It’s a coincidence that just after re-reading a childhood favorite of mine, Harriet the Spy, I should pick up an adult novel that also features kids spying on adults. This time around, it’s the main character’s parents who are under surveillance, not his classmates. He starts out selfishly, just wanting to know how strictly his mother plans to ration his tv viewing, but as he says in the first line of the book: “I was a snoop, but a peculiar kind. I only discovered what I most didn’t want to know.” Indeed, some of the dirt young Miles Adler-Hart digs up is disturbing enough to make him want to stop digging altogether.
But Miles’ friend Hector joins in the spy operation, and he, with less to lose emotionally, eventually insists that they hire a private detective to help them find out what Miles doesn’t want to know: that his parents are splitting up, for one thing, and that she’s falling for another man who’s at best mysterious. The P.I. they hire, Ben Orion, becomes a major character in the drama of Miles’ life. (In the acknowledgments, Simpson credits an LA private detective for inspiring the Ben Orion character with a single line: “Everyone loves the firemen.”)
Here’s a sample of Miles figuring things out as he goes along:
It felt like the first good Christmas since I’d been old enough to understand there could be any other kind. My father bent down to kiss my mother’s forehead when he dropped us back, brushing a piece of her hair behind her ear, the jewel earring he’d given her hanging next to her cheek. That’s how I remember it, anyhow. I realize, it probably couldn’t have been that jolly. These were people going through a divorce. From what I know now, they must have been almost done.
Miles’ bittersweet assessment of his Mom’s (“the Mims’”) actions as he grows up made him a uniquely lovable and, to me, real character.

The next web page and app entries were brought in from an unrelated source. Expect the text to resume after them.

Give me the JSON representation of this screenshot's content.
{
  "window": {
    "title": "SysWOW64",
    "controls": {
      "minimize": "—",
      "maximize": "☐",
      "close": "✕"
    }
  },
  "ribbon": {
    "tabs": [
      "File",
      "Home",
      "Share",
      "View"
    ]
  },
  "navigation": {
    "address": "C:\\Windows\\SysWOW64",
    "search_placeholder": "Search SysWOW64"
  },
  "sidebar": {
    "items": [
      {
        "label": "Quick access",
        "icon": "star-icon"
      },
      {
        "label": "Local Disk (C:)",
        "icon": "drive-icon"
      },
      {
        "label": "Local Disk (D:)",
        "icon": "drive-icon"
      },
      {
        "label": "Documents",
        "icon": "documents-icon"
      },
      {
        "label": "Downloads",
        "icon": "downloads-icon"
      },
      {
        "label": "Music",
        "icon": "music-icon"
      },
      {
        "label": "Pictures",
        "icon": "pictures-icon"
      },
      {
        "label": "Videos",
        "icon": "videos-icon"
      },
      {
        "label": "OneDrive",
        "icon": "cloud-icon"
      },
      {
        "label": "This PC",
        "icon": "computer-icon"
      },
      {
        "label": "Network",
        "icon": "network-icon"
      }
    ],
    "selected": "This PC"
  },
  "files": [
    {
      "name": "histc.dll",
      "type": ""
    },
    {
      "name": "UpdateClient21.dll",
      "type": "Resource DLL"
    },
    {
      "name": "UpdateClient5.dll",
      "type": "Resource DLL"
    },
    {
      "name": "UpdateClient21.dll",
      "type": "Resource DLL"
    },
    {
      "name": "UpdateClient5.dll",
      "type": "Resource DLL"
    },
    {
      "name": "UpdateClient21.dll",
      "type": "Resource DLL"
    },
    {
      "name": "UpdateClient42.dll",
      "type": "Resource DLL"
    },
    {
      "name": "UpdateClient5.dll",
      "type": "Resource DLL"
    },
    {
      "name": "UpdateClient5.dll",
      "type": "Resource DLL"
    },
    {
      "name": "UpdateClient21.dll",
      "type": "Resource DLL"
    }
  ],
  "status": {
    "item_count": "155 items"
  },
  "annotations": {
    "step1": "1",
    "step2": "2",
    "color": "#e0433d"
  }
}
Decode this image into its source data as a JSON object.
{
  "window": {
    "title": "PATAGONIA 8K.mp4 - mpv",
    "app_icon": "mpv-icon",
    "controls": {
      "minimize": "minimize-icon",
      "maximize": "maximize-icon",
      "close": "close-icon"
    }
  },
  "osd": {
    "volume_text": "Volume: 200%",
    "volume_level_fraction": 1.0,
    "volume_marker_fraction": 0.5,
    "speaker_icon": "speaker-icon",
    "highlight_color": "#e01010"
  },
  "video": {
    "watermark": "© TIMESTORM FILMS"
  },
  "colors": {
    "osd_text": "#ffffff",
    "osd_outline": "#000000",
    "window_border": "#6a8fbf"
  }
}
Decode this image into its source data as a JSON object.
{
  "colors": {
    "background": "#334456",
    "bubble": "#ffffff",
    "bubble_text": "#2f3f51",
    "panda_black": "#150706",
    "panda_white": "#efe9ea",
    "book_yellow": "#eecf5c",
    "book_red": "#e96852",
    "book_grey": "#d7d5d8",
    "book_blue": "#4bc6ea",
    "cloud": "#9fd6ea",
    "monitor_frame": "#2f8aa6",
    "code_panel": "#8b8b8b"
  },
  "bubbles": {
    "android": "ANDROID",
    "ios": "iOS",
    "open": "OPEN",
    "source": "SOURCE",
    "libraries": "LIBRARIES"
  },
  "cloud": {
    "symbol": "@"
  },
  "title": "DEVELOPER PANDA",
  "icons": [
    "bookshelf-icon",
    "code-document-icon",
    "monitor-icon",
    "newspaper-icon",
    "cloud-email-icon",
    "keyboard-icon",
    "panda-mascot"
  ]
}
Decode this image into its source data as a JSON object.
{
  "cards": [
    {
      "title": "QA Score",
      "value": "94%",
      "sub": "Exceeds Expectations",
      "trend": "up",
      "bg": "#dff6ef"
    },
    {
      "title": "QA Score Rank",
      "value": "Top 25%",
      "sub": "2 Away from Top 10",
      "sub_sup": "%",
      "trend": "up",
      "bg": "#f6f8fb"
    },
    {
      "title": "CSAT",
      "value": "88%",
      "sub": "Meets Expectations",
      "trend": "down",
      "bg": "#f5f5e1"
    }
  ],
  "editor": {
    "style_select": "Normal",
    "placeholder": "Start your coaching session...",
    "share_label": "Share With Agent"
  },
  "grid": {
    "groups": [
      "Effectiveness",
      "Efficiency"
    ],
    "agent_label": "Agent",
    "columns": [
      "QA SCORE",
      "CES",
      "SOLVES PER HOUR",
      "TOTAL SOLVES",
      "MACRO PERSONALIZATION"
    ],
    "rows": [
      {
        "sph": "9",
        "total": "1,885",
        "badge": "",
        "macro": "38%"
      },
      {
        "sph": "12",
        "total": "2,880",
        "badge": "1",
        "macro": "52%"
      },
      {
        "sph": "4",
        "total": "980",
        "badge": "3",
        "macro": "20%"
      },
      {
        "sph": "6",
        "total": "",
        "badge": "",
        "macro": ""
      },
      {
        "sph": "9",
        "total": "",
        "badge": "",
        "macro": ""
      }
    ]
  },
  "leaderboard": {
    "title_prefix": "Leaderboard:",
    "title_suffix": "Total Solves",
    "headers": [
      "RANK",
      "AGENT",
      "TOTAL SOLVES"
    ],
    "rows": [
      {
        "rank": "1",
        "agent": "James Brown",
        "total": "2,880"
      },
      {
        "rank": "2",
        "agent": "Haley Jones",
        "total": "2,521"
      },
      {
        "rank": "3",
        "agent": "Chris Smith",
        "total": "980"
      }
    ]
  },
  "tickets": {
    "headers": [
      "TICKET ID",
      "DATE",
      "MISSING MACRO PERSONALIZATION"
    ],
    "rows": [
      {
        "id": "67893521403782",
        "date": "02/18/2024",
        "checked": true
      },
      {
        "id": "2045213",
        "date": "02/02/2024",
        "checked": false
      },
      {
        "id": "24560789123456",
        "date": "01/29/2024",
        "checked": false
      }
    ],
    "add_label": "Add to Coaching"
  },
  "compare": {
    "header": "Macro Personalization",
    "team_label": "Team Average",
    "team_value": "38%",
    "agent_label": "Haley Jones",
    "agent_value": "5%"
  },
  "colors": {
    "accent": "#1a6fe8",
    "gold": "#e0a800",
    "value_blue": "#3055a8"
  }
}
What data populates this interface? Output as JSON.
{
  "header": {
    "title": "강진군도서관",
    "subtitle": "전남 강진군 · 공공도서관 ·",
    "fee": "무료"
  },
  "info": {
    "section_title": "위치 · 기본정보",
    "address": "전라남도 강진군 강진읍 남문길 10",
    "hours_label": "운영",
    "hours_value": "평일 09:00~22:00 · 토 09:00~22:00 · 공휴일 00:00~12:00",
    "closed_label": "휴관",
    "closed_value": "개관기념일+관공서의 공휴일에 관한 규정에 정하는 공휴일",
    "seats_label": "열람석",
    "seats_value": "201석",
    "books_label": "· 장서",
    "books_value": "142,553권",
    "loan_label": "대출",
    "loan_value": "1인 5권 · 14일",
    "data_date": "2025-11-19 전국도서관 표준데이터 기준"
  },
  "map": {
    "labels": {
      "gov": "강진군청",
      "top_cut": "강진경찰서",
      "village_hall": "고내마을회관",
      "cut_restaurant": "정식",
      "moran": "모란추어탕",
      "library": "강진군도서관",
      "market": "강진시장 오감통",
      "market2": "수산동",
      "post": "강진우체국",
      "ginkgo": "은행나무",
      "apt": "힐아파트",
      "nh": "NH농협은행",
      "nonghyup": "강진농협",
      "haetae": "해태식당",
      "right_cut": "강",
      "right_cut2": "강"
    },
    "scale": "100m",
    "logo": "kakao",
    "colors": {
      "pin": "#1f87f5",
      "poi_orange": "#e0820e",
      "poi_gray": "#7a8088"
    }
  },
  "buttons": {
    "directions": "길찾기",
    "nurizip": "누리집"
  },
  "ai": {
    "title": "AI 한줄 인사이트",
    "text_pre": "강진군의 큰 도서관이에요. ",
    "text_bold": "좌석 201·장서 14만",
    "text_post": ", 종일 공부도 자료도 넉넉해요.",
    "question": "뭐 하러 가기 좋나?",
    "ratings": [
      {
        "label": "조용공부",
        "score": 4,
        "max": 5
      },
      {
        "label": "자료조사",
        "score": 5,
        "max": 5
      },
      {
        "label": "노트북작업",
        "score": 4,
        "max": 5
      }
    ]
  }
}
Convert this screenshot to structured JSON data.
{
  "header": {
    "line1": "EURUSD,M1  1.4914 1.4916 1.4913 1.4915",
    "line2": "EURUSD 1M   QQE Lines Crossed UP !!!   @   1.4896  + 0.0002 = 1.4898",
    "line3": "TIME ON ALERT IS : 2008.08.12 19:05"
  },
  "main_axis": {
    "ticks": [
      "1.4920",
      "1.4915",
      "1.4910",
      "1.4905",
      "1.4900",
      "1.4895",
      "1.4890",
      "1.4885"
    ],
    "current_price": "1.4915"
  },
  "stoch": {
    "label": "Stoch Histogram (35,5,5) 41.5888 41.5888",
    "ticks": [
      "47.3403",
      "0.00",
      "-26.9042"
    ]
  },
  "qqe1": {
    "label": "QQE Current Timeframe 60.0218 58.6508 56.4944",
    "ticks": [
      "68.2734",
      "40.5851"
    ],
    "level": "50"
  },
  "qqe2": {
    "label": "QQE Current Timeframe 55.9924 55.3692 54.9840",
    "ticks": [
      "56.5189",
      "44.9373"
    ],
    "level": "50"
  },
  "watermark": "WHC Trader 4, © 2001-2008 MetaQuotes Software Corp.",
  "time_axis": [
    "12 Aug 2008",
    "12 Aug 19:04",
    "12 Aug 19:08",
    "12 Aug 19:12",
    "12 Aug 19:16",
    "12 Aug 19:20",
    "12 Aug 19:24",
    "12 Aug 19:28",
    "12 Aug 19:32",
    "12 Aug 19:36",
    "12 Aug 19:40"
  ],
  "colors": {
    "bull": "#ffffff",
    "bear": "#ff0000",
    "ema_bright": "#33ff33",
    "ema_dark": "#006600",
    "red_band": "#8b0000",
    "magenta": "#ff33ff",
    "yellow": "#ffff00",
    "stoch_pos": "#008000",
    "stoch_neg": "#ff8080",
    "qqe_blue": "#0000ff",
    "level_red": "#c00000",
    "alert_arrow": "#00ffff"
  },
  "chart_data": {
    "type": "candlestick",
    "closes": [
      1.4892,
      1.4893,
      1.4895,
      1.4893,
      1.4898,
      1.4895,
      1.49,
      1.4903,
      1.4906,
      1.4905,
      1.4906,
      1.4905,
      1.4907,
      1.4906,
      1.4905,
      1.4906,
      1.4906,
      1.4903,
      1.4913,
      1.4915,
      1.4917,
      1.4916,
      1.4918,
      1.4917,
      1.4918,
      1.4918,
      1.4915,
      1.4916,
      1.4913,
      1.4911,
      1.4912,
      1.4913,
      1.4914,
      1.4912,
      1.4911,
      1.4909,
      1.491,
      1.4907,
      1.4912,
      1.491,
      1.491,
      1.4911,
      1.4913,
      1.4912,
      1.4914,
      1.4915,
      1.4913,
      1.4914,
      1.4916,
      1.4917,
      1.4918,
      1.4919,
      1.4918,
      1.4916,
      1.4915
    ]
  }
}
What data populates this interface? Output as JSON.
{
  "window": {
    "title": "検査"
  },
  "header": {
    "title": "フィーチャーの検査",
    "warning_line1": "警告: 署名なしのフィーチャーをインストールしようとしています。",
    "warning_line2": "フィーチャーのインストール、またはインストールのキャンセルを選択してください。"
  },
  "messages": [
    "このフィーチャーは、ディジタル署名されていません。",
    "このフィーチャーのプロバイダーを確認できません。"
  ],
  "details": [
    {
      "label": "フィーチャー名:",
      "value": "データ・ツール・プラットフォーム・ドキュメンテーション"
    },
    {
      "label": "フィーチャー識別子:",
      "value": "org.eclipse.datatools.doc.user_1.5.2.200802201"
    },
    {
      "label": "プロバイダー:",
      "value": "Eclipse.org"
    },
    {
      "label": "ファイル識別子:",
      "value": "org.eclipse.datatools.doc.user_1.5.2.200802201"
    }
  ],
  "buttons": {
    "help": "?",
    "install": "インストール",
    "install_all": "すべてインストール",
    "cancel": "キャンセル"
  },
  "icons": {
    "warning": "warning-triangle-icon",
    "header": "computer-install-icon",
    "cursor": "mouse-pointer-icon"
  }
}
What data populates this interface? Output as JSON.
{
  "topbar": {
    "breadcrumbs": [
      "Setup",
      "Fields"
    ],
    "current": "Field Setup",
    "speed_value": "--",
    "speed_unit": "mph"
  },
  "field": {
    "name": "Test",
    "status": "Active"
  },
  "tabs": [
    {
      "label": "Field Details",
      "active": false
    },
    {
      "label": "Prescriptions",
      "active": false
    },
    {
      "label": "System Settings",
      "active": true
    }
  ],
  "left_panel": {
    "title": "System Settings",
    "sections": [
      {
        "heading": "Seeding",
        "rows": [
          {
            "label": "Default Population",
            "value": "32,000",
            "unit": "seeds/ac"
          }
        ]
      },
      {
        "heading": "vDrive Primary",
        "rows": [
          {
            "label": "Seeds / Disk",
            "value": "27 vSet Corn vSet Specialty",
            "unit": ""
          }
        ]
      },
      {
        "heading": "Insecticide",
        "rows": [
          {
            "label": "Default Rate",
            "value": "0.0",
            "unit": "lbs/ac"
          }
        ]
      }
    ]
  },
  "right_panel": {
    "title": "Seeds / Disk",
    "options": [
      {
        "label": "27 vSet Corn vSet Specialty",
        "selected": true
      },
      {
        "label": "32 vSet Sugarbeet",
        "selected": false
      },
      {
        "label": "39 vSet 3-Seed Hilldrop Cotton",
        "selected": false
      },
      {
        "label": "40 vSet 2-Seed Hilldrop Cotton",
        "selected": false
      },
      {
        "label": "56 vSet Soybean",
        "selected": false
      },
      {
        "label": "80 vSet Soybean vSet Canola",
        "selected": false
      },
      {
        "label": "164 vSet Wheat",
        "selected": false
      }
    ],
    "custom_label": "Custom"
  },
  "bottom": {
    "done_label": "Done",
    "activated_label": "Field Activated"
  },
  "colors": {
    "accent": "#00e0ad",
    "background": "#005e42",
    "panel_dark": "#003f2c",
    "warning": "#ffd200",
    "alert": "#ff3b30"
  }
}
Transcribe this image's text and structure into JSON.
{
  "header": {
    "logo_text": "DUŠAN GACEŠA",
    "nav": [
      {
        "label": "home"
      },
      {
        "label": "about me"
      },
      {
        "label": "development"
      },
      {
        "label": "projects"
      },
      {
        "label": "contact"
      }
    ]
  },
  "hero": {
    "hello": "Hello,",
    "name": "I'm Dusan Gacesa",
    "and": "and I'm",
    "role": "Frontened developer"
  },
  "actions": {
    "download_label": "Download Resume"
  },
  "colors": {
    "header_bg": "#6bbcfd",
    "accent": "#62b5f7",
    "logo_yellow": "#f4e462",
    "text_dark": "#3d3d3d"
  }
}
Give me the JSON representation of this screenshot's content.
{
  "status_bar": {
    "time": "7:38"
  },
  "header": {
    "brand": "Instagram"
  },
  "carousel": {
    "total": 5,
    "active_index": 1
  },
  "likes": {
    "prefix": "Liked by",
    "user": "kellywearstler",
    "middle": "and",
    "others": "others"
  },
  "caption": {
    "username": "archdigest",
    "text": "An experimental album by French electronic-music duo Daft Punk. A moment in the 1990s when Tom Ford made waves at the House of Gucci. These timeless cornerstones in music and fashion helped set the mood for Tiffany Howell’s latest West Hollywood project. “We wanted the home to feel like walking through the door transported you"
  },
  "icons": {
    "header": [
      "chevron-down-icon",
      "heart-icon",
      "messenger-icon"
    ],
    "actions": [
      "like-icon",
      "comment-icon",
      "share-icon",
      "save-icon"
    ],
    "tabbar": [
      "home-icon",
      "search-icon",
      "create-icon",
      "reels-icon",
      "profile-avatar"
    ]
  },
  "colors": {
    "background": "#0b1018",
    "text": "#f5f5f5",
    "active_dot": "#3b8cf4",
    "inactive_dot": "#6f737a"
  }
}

A friend who started the book abandoned it; she said she’d never met a teenager who cared that much about what his parents were doing. But I found it believable that he would, with Hector egging him on, get drawn in.
author photo: Jay L. Clendenin/Los Angeles Times